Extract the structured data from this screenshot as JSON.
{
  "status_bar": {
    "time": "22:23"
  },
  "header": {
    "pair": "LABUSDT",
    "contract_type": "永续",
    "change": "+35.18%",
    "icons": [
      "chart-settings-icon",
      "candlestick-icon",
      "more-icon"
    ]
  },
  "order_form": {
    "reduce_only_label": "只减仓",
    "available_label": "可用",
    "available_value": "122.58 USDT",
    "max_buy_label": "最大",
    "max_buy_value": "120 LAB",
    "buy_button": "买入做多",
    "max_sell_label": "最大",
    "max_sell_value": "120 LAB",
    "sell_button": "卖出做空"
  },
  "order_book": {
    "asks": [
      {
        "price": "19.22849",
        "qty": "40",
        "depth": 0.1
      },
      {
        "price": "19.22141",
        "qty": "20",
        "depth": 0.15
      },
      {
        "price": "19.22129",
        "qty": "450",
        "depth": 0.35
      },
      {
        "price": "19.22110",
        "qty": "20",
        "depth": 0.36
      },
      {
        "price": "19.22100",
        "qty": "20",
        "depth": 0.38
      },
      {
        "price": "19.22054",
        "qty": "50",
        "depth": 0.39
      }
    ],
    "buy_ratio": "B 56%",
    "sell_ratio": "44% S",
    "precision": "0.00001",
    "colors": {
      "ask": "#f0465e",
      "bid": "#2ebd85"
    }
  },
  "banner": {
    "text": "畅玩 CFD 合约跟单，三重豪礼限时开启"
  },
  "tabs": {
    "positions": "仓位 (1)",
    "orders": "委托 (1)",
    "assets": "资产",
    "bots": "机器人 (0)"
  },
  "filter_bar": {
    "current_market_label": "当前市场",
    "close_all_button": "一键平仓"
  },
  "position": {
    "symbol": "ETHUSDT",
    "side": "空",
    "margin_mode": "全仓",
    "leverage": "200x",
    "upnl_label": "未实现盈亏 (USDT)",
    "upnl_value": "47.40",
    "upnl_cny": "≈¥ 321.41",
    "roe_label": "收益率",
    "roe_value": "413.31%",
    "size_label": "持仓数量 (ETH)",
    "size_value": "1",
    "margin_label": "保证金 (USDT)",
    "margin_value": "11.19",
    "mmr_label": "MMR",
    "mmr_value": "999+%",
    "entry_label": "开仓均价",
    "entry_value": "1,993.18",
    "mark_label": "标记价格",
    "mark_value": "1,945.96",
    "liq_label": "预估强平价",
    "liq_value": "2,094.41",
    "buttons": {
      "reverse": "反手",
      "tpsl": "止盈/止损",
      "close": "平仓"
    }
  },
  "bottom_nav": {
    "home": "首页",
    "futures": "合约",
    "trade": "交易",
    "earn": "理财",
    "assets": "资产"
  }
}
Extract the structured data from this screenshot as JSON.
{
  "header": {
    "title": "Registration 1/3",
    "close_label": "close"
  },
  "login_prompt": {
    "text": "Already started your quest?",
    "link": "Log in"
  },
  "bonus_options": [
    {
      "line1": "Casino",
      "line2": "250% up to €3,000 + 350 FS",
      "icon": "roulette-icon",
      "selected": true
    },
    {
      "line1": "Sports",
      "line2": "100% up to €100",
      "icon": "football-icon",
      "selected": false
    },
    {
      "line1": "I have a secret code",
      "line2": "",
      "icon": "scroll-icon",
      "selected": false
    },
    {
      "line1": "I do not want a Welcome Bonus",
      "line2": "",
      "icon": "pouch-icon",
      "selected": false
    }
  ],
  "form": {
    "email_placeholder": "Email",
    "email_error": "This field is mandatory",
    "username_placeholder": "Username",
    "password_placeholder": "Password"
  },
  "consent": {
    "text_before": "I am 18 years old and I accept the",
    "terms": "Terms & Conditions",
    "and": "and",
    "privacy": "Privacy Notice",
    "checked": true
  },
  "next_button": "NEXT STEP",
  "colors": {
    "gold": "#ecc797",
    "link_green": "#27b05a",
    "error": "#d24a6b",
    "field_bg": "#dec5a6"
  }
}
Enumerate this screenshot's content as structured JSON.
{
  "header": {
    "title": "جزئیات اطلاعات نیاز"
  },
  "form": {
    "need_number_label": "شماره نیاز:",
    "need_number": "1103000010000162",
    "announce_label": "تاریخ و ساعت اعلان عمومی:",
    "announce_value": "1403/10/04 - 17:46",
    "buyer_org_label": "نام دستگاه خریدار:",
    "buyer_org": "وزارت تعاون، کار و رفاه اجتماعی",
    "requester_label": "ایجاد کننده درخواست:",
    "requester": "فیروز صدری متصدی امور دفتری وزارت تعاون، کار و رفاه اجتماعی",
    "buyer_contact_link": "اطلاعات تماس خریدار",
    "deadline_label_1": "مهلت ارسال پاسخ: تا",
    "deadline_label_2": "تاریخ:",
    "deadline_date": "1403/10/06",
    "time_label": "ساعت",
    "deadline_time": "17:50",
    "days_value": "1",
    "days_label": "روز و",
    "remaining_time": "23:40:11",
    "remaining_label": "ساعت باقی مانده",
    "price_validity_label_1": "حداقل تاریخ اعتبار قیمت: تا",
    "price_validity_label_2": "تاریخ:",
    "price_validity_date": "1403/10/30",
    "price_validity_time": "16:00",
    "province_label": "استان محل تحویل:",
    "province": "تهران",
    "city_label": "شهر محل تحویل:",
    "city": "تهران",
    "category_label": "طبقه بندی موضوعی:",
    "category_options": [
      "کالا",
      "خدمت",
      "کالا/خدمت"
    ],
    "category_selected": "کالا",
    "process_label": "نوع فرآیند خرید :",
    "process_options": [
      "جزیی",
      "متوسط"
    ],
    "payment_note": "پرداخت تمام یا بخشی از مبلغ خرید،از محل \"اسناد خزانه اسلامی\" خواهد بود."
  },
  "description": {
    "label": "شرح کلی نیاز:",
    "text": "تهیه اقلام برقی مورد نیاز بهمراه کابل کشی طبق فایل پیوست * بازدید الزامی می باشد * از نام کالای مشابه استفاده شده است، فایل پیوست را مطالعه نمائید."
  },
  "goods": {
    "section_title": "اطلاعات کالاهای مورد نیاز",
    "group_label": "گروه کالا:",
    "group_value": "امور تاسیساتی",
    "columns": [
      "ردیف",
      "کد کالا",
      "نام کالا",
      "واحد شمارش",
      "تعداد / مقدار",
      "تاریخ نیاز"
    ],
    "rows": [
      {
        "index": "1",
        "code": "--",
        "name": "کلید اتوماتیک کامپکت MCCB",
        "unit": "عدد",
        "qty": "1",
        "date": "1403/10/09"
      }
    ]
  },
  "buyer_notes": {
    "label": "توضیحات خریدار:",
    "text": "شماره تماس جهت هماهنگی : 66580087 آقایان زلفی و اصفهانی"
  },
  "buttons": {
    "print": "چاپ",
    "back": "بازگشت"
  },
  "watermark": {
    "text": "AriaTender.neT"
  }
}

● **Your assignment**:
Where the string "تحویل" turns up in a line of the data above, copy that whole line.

● **Your solution**:
    "province_label": "استان محل تحویل:",
    "city_label": "شهر محل تحویل:",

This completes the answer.